I came across the article recently, and if you’re an architect, environmental designer, and/or termite enthusiast you might find it just as fascinating as I did. Apparently, it’s been a topic and biomimetic precedent that has been under investigation for some time. New tools and monitoring techniques have shed some new light recently, however. A more detailed journal article has been published by Hunter Kinga, Samuel Ockob, and L. Mahadevana under the title “Termite mounds harness diurnal temperature oscillations for ventilation” and can be accessed through Penn Franklin.
Worth a read…
Here is a more detailed abstract from that journal:

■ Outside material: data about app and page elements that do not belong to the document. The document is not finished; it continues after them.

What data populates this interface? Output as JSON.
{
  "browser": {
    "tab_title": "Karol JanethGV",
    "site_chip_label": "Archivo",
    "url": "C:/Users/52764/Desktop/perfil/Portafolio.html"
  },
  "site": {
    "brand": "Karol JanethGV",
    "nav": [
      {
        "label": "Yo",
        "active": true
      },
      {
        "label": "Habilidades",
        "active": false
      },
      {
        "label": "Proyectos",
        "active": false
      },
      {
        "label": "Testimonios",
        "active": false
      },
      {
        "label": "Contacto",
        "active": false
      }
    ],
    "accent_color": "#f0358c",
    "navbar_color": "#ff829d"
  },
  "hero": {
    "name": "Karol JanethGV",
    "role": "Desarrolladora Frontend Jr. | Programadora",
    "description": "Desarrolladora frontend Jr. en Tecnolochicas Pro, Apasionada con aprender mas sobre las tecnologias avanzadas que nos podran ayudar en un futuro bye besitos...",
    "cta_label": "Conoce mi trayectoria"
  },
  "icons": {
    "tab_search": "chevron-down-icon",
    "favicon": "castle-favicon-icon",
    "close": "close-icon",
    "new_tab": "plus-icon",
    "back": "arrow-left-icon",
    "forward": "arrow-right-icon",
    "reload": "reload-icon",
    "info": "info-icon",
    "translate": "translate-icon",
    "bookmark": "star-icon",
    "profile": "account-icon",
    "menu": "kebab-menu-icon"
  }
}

Many species of millimetric fungus-harvesting termites collectively build uninhabited, massive mound structures enclosing a network of broad tunnels that protrude from the ground meters above their subterranean nests. It is widely accepted that the purpose of these mounds is to give the colony a controlled microclimate in which to raise fungus and brood by managing heat, humidity, and respiratory gas exchange. Although different hypotheses such as steady and fluctuating external wind and internal metabolic heating have been proposed for ventilating the mound, the absence of direct in situ measurement of internal air flows has precluded a definitive mechanism for this critical physiological function. By measuring diur-nal variations in flow through the surface conduits of the mounds of the species Odontotermes obesus, we show that a simple combina-tion of geometry, heterogeneous thermal mass, and porosity allows the mounds to use diurnal ambient temperature oscillations for ven-tilation. In particular, the thin outer flutelike conduits heat up rapidly during the day relative to the deeper chimneys, pushing air up the flutes and down the chimney in a closed convection cell, with the converse situation at night. These cyclic flows in the mound flush out CO2 from the nest and ventilate the colony, in an unusual example of deriving useful work from thermal oscillations.